• _Assignment_
The entries should be given again so that each one matches the original exactly.

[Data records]
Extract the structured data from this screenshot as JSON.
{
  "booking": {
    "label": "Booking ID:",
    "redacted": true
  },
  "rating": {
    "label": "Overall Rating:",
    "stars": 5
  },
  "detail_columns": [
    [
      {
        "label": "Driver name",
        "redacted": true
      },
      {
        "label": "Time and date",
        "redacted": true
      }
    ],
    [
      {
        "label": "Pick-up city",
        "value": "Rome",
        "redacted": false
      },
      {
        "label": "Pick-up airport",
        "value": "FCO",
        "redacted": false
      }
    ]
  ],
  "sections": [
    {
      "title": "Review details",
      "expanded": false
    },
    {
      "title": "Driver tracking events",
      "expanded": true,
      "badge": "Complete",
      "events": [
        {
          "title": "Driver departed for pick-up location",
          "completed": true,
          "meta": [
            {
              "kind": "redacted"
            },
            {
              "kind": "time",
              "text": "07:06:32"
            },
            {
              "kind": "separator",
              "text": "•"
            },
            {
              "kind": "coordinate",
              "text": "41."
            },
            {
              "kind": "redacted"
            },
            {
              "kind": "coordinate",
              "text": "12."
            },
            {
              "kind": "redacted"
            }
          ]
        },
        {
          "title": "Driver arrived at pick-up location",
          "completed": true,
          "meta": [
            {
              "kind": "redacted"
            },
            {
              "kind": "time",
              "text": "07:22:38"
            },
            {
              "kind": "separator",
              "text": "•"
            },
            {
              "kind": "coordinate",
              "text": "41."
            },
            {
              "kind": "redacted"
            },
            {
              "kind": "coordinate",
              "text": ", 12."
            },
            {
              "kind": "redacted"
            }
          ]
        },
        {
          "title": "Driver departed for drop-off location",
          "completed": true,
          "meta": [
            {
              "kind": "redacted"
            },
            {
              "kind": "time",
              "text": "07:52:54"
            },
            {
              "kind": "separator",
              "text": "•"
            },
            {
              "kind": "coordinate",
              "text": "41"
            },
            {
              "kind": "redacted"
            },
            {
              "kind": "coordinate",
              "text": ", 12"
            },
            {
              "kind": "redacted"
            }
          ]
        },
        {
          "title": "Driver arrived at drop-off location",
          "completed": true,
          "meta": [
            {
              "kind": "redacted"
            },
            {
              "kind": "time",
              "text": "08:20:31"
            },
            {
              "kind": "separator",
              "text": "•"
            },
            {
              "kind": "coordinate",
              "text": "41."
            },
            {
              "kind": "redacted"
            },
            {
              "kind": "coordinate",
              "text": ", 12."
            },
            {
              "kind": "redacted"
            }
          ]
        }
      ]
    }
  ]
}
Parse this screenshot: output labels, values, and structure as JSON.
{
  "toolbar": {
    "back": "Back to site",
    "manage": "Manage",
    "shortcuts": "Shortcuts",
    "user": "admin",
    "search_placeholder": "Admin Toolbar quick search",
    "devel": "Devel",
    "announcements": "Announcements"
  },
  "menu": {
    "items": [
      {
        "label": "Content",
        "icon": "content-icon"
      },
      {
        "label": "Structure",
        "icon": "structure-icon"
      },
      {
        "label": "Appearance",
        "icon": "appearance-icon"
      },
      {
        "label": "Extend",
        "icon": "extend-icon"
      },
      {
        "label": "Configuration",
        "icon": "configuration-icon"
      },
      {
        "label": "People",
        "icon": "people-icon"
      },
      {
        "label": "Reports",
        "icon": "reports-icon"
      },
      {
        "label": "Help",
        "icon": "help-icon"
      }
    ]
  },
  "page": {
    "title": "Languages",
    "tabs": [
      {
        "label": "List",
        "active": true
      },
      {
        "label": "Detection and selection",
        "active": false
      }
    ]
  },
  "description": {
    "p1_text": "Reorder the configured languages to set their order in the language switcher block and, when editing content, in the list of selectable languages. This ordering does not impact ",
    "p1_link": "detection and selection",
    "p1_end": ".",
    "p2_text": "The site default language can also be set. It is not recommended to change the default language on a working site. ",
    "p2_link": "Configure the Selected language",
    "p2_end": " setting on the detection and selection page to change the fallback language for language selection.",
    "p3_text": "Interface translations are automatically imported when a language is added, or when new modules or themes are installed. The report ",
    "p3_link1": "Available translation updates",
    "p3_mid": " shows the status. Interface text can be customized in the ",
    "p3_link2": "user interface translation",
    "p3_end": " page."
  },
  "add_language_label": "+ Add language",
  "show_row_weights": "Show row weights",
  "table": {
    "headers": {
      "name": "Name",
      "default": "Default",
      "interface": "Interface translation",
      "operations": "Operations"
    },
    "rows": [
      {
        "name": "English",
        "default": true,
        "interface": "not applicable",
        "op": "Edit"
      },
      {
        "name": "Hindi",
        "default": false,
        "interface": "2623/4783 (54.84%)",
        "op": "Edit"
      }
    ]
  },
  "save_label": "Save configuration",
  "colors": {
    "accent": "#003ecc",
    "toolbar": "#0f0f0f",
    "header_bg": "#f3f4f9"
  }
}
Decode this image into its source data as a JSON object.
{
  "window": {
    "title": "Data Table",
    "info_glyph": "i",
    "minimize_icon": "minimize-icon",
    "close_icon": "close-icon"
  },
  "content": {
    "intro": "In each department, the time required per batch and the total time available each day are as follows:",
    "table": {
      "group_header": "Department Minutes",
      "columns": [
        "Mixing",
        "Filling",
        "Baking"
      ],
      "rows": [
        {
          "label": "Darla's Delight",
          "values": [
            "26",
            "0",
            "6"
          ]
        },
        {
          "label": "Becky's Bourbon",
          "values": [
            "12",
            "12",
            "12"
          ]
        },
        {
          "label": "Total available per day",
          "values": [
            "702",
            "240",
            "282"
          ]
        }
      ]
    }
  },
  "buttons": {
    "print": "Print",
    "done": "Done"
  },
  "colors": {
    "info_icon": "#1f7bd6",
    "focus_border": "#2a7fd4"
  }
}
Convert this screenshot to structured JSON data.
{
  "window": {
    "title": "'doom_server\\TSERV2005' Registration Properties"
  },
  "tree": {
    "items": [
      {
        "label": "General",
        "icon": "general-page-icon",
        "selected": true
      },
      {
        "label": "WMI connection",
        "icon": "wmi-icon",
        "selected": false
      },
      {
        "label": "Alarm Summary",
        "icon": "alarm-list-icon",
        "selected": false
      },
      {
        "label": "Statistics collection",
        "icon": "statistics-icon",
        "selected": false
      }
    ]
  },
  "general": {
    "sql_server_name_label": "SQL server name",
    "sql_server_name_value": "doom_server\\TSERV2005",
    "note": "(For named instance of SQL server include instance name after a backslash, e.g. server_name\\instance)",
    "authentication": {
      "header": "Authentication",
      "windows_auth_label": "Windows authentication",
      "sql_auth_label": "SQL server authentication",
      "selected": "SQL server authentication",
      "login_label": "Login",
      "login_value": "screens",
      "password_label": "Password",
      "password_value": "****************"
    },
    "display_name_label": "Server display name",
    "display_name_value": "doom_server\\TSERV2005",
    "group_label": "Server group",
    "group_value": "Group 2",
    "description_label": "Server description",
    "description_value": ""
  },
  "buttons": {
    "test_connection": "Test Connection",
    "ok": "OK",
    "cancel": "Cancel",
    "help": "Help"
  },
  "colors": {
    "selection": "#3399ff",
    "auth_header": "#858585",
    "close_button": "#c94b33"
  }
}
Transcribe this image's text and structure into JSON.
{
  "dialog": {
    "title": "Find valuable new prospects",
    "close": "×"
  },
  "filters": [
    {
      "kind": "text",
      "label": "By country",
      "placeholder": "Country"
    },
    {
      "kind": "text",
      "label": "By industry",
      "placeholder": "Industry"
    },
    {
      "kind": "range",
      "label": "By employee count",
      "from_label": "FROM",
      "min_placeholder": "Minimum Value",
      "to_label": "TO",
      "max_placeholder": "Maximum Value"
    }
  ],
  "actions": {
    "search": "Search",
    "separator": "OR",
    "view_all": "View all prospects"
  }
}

• _Expected answer_
Extract the structured data from this screenshot as JSON.
{
  "booking": {
    "label": "Booking ID:",
    "redacted": true
  },
  "rating": {
    "label": "Overall Rating:",
    "stars": 5
  },
  "detail_columns": [
    [
      {
        "label": "Driver name",
        "redacted": true
      },
      {
        "label": "Time and date",
        "redacted": true
      }
    ],
    [
      {
        "label": "Pick-up city",
        "value": "Rome",
        "redacted": false
      },
      {
        "label": "Pick-up airport",
        "value": "FCO",
        "redacted": false
      }
    ]
  ],
  "sections": [
    {
      "title": "Review details",
      "expanded": false
    },
    {
      "title": "Driver tracking events",
      "expanded": true,
      "badge": "Complete",
      "events": [
        {
          "title": "Driver departed for pick-up location",
          "completed": true,
          "meta": [
            {
              "kind": "redacted"
            },
            {
              "kind": "time",
              "text": "07:06:32"
            },
            {
              "kind": "separator",
              "text": "•"
            },
            {
              "kind": "coordinate",
              "text": "41."
            },
            {
              "kind": "redacted"
            },
            {
              "kind": "coordinate",
              "text": "12."
            },
            {
              "kind": "redacted"
            }
          ]
        },
        {
          "title": "Driver arrived at pick-up location",
          "completed": true,
          "meta": [
            {
              "kind": "redacted"
            },
            {
              "kind": "time",
              "text": "07:22:38"
            },
            {
              "kind": "separator",
              "text": "•"
            },
            {
              "kind": "coordinate",
              "text": "41."
            },
            {
              "kind": "redacted"
            },
            {
              "kind": "coordinate",
              "text": ", 12."
            },
            {
              "kind": "redacted"
            }
          ]
        },
        {
          "title": "Driver departed for drop-off location",
          "completed": true,
          "meta": [
            {
              "kind": "redacted"
            },
            {
              "kind": "time",
              "text": "07:52:54"
            },
            {
              "kind": "separator",
              "text": "•"
            },
            {
              "kind": "coordinate",
              "text": "41"
            },
            {
              "kind": "redacted"
            },
            {
              "kind": "coordinate",
              "text": ", 12"
            },
            {
              "kind": "redacted"
            }
          ]
        },
        {
          "title": "Driver arrived at drop-off location",
          "completed": true,
          "meta": [
            {
              "kind": "redacted"
            },
            {
              "kind": "time",
              "text": "08:20:31"
            },
            {
              "kind": "separator",
              "text": "•"
            },
            {
              "kind": "coordinate",
              "text": "41."
            },
            {
              "kind": "redacted"
            },
            {
              "kind": "coordinate",
              "text": ", 12."
            },
            {
              "kind": "redacted"
            }
          ]
        }
      ]
    }
  ]
}
Parse this screenshot: output labels, values, and structure as JSON.
{
  "toolbar": {
    "back": "Back to site",
    "manage": "Manage",
    "shortcuts": "Shortcuts",
    "user": "admin",
    "search_placeholder": "Admin Toolbar quick search",
    "devel": "Devel",
    "announcements": "Announcements"
  },
  "menu": {
    "items": [
      {
        "label": "Content",
        "icon": "content-icon"
      },
      {
        "label": "Structure",
        "icon": "structure-icon"
      },
      {
        "label": "Appearance",
        "icon": "appearance-icon"
      },
      {
        "label": "Extend",
        "icon": "extend-icon"
      },
      {
        "label": "Configuration",
        "icon": "configuration-icon"
      },
      {
        "label": "People",
        "icon": "people-icon"
      },
      {
        "label": "Reports",
        "icon": "reports-icon"
      },
      {
        "label": "Help",
        "icon": "help-icon"
      }
    ]
  },
  "page": {
    "title": "Languages",
    "tabs": [
      {
        "label": "List",
        "active": true
      },
      {
        "label": "Detection and selection",
        "active": false
      }
    ]
  },
  "description": {
    "p1_text": "Reorder the configured languages to set their order in the language switcher block and, when editing content, in the list of selectable languages. This ordering does not impact ",
    "p1_link": "detection and selection",
    "p1_end": ".",
    "p2_text": "The site default language can also be set. It is not recommended to change the default language on a working site. ",
    "p2_link": "Configure the Selected language",
    "p2_end": " setting on the detection and selection page to change the fallback language for language selection.",
    "p3_text": "Interface translations are automatically imported when a language is added, or when new modules or themes are installed. The report ",
    "p3_link1": "Available translation updates",
    "p3_mid": " shows the status. Interface text can be customized in the ",
    "p3_link2": "user interface translation",
    "p3_end": " page."
  },
  "add_language_label": "+ Add language",
  "show_row_weights": "Show row weights",
  "table": {
    "headers": {
      "name": "Name",
      "default": "Default",
      "interface": "Interface translation",
      "operations": "Operations"
    },
    "rows": [
      {
        "name": "English",
        "default": true,
        "interface": "not applicable",
        "op": "Edit"
      },
      {
        "name": "Hindi",
        "default": false,
        "interface": "2623/4783 (54.84%)",
        "op": "Edit"
      }
    ]
  },
  "save_label": "Save configuration",
  "colors": {
    "accent": "#003ecc",
    "toolbar": "#0f0f0f",
    "header_bg": "#f3f4f9"
  }
}
Decode this image into its source data as a JSON object.
{
  "window": {
    "title": "Data Table",
    "info_glyph": "i",
    "minimize_icon": "minimize-icon",
    "close_icon": "close-icon"
  },
  "content": {
    "intro": "In each department, the time required per batch and the total time available each day are as follows:",
    "table": {
      "group_header": "Department Minutes",
      "columns": [
        "Mixing",
        "Filling",
        "Baking"
      ],
      "rows": [
        {
          "label": "Darla's Delight",
          "values": [
            "26",
            "0",
            "6"
          ]
        },
        {
          "label": "Becky's Bourbon",
          "values": [
            "12",
            "12",
            "12"
          ]
        },
        {
          "label": "Total available per day",
          "values": [
            "702",
            "240",
            "282"
          ]
        }
      ]
    }
  },
  "buttons": {
    "print": "Print",
    "done": "Done"
  },
  "colors": {
    "info_icon": "#1f7bd6",
    "focus_border": "#2a7fd4"
  }
}
Convert this screenshot to structured JSON data.
{
  "window": {
    "title": "'doom_server\\TSERV2005' Registration Properties"
  },
  "tree": {
    "items": [
      {
        "label": "General",
        "icon": "general-page-icon",
        "selected": true
      },
      {
        "label": "WMI connection",
        "icon": "wmi-icon",
        "selected": false
      },
      {
        "label": "Alarm Summary",
        "icon": "alarm-list-icon",
        "selected": false
      },
      {
        "label": "Statistics collection",
        "icon": "statistics-icon",
        "selected": false
      }
    ]
  },
  "general": {
    "sql_server_name_label": "SQL server name",
    "sql_server_name_value": "doom_server\\TSERV2005",
    "note": "(For named instance of SQL server include instance name after a backslash, e.g. server_name\\instance)",
    "authentication": {
      "header": "Authentication",
      "windows_auth_label": "Windows authentication",
      "sql_auth_label": "SQL server authentication",
      "selected": "SQL server authentication",
      "login_label": "Login",
      "login_value": "screens",
      "password_label": "Password",
      "password_value": "****************"
    },
    "display_name_label": "Server display name",
    "display_name_value": "doom_server\\TSERV2005",
    "group_label": "Server group",
    "group_value": "Group 2",
    "description_label": "Server description",
    "description_value": ""
  },
  "buttons": {
    "test_connection": "Test Connection",
    "ok": "OK",
    "cancel": "Cancel",
    "help": "Help"
  },
  "colors": {
    "selection": "#3399ff",
    "auth_header": "#858585",
    "close_button": "#c94b33"
  }
}
Transcribe this image's text and structure into JSON.
{
  "dialog": {
    "title": "Find valuable new prospects",
    "close": "×"
  },
  "filters": [
    {
      "kind": "text",
      "label": "By country",
      "placeholder": "Country"
    },
    {
      "kind": "text",
      "label": "By industry",
      "placeholder": "Industry"
    },
    {
      "kind": "range",
      "label": "By employee count",
      "from_label": "FROM",
      "min_placeholder": "Minimum Value",
      "to_label": "TO",
      "max_placeholder": "Maximum Value"
    }
  ],
  "actions": {
    "search": "Search",
    "separator": "OR",
    "view_all": "View all prospects"
  }
}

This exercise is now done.